Children cry for a whole range of reasons. Infants cry, as it’s their only way to communicate. Toddlers cry when they are sad, frustrated or even mad. Preschoolers cry because sometimes it’s tough not getting your own way. Even adults cry, because we’re sad, mad, angry, frustrated or just because! But are all cries equal?
So what has prompted me to write this post about crying and sleep? Well I’m writing this on an airplane. I’ve just taken off from Atlanta and I’ll be landing in Louisville in around 40 minutes. I boarded the plane and we left the gate. We had to wait in a very long line of aircraft before we took off. I was dozing in my seat (I have been up since 4 am!) and as we were moving along the line getting nearer the front and ready for take off, the sound of the engines reminded me of crying, specifically crying during the night.
The engines would rev up as we would inch forward and as the pilot reduced the throttle the engines would quiet down, the engines would get louder again as we moved forward.
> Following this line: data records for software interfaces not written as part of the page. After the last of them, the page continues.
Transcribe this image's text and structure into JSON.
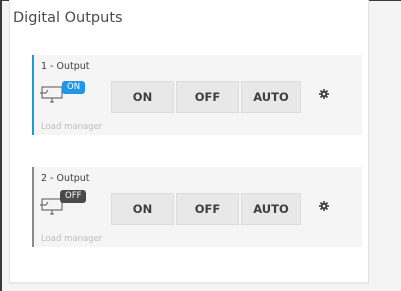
{
  "panel": {
    "title": "Digital Outputs"
  },
  "outputs": [
    {
      "title": "1 - Output",
      "state_badge": "ON",
      "state_color": "#2196e6",
      "accent_color": "#1e9bd7",
      "icon": "output-device-icon",
      "buttons": {
        "on": "ON",
        "off": "OFF",
        "auto": "AUTO"
      },
      "settings_icon": "gear-icon",
      "footer": "Load manager"
    },
    {
      "title": "2 - Output",
      "state_badge": "OFF",
      "state_color": "#4a4a4a",
      "accent_color": "#8a8a8a",
      "icon": "output-device-icon",
      "buttons": {
        "on": "ON",
        "off": "OFF",
        "auto": "AUTO"
      },
      "settings_icon": "gear-icon",
      "footer": "Load manager"
    }
  ]
}
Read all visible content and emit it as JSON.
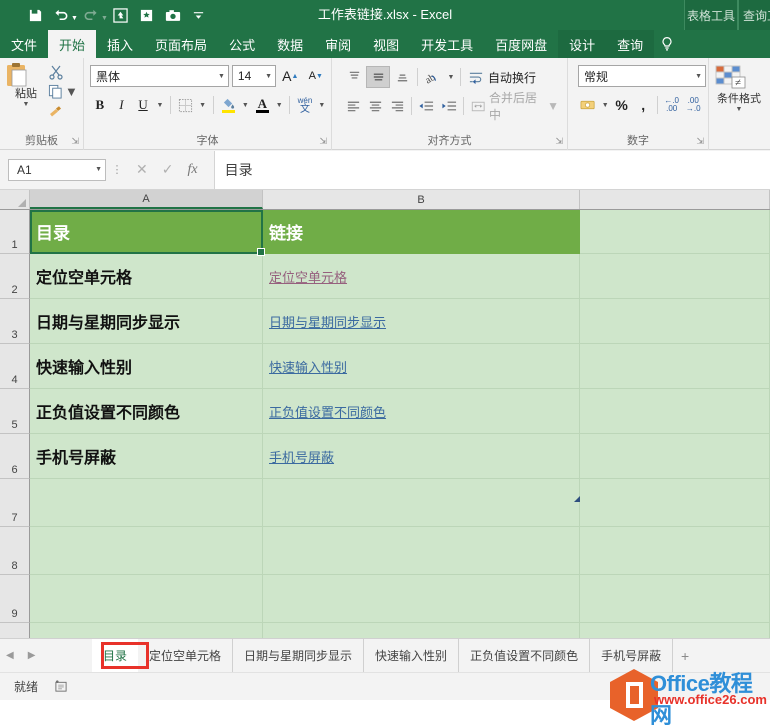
{
  "window": {
    "title": "工作表链接.xlsx - Excel",
    "accent_color": "#217346",
    "quick_access": [
      {
        "name": "save-icon",
        "label": "保存"
      },
      {
        "name": "undo-icon",
        "label": "撤销"
      },
      {
        "name": "redo-icon",
        "label": "恢复"
      },
      {
        "name": "quick-print-icon",
        "label": "快速打印"
      },
      {
        "name": "new-icon",
        "label": "新建"
      },
      {
        "name": "camera-icon",
        "label": "照相机"
      },
      {
        "name": "customize-qat-icon",
        "label": "自定义快速访问工具栏"
      }
    ],
    "contextual_groups": [
      {
        "name": "表格工具",
        "tab": "设计"
      },
      {
        "name": "查询工具",
        "tab": "查询"
      }
    ]
  },
  "ribbon": {
    "tabs": [
      {
        "label": "文件",
        "active": false
      },
      {
        "label": "开始",
        "active": true
      },
      {
        "label": "插入",
        "active": false
      },
      {
        "label": "页面布局",
        "active": false
      },
      {
        "label": "公式",
        "active": false
      },
      {
        "label": "数据",
        "active": false
      },
      {
        "label": "审阅",
        "active": false
      },
      {
        "label": "视图",
        "active": false
      },
      {
        "label": "开发工具",
        "active": false
      },
      {
        "label": "百度网盘",
        "active": false
      },
      {
        "label": "设计",
        "active": false
      },
      {
        "label": "查询",
        "active": false
      }
    ],
    "tell_me_icon": "lightbulb-icon",
    "groups": {
      "clipboard": {
        "label": "剪贴板",
        "paste_label": "粘贴",
        "cut_label": "剪切",
        "copy_label": "复制",
        "format_painter_label": "格式刷"
      },
      "font": {
        "label": "字体",
        "font_name": "黑体",
        "font_size": "14",
        "grow_label": "增大字号",
        "shrink_label": "减小字号",
        "bold_label": "B",
        "italic_label": "I",
        "underline_label": "U",
        "borders_label": "边框",
        "fill_label": "填充颜色",
        "fontcolor_label": "字体颜色",
        "phonetic_label": "wén 文"
      },
      "alignment": {
        "label": "对齐方式",
        "wrap_text_label": "自动换行",
        "merge_center_label": "合并后居中",
        "merge_center_disabled": true
      },
      "number": {
        "label": "数字",
        "format_value": "常规",
        "percent_label": "%",
        "comma_label": ",",
        "increase_decimal_label": ".00",
        "decrease_decimal_label": ".00"
      },
      "styles": {
        "conditional_formatting_label": "条件格式"
      }
    }
  },
  "formula_bar": {
    "name_box": "A1",
    "cancel_icon": "close-icon",
    "confirm_icon": "check-icon",
    "function_icon": "fx-icon",
    "content": "目录"
  },
  "grid": {
    "column_headers": [
      "A",
      "B",
      ""
    ],
    "selected_cell": "A1",
    "columns": {
      "a_width": 233,
      "b_width": 317
    },
    "rows": [
      {
        "number": "1",
        "a": "目录",
        "b": "链接",
        "type": "header"
      },
      {
        "number": "2",
        "a": "定位空单元格",
        "b": "定位空单元格",
        "type": "data",
        "link_state": "visited"
      },
      {
        "number": "3",
        "a": "日期与星期同步显示",
        "b": "日期与星期同步显示",
        "type": "data",
        "link_state": "unvisited"
      },
      {
        "number": "4",
        "a": "快速输入性别",
        "b": "快速输入性别",
        "type": "data",
        "link_state": "unvisited"
      },
      {
        "number": "5",
        "a": "正负值设置不同颜色",
        "b": "正负值设置不同颜色",
        "type": "data",
        "link_state": "unvisited"
      },
      {
        "number": "6",
        "a": "手机号屏蔽",
        "b": "手机号屏蔽",
        "type": "data",
        "link_state": "unvisited"
      },
      {
        "number": "7",
        "a": "",
        "b": "",
        "type": "empty"
      },
      {
        "number": "8",
        "a": "",
        "b": "",
        "type": "empty"
      },
      {
        "number": "9",
        "a": "",
        "b": "",
        "type": "empty"
      }
    ],
    "header_fill": "#70AD47",
    "body_fill": "#CFE6CB",
    "visited_link_color": "#96607E",
    "link_color": "#3B6AA0"
  },
  "sheet_tabs": {
    "prev_icon": "chevron-left-icon",
    "next_icon": "chevron-right-icon",
    "add_label": "+",
    "highlight_color": "#E8322A",
    "tabs": [
      {
        "label": "目录",
        "active": true
      },
      {
        "label": "定位空单元格",
        "active": false
      },
      {
        "label": "日期与星期同步显示",
        "active": false
      },
      {
        "label": "快速输入性别",
        "active": false
      },
      {
        "label": "正负值设置不同颜色",
        "active": false
      },
      {
        "label": "手机号屏蔽",
        "active": false
      }
    ]
  },
  "status_bar": {
    "status": "就绪",
    "macro_icon": "record-macro-icon"
  },
  "watermark": {
    "brand": "Office教程网",
    "url": "www.office26.com",
    "logo_icon": "office-logo-icon"
  }
}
Each time I was thinking, “is it this time the engines will get really loud and we will take off?” bracing myself for our imminent departure. Alas no, the engines would quite down again as we stopped.
So what does that have to do with a child that’s crying during the night? Well, when your child wakes during the night, take the time to listen to them. Very often it will sound much like the aircraft engines (and at 3am it may seem just as loud!) when we were preparing to take off.
It gets loud and then it gets quiet, loud again and then quiet again. This pattern can go on for anything up to 30 minutes before your child will do one of two things: either fall back asleep, or increase the cry to what I call the Mommy I Need You Now Cry (like the engines did when we finally took off).
What does the loud, quiet cry mean? Well it doesn’t mean Mommy I Need You Now (MINYN)- that cry is very urgent and it’s really been taken up a notch. You’ll certainly know it when you hear it.
The loud, quiet cry is your child trying to get itself back to sleep. They may be feeling a little mad and maybe frustrated, but they don’t need your help. If you give them the opportunity to work it out themselves then I think you’ll find you are pleasantly surprised when your child is able to get itself back to sleep.
What does the MINYNC mean? Well it means just that MINYN. Don’t ever ignore that cry; your child really does need your help. If you’re sleep training use your technique to help your child get back to sleep. If you’re not actively sleep training help your child get back to sleep the way you usually do.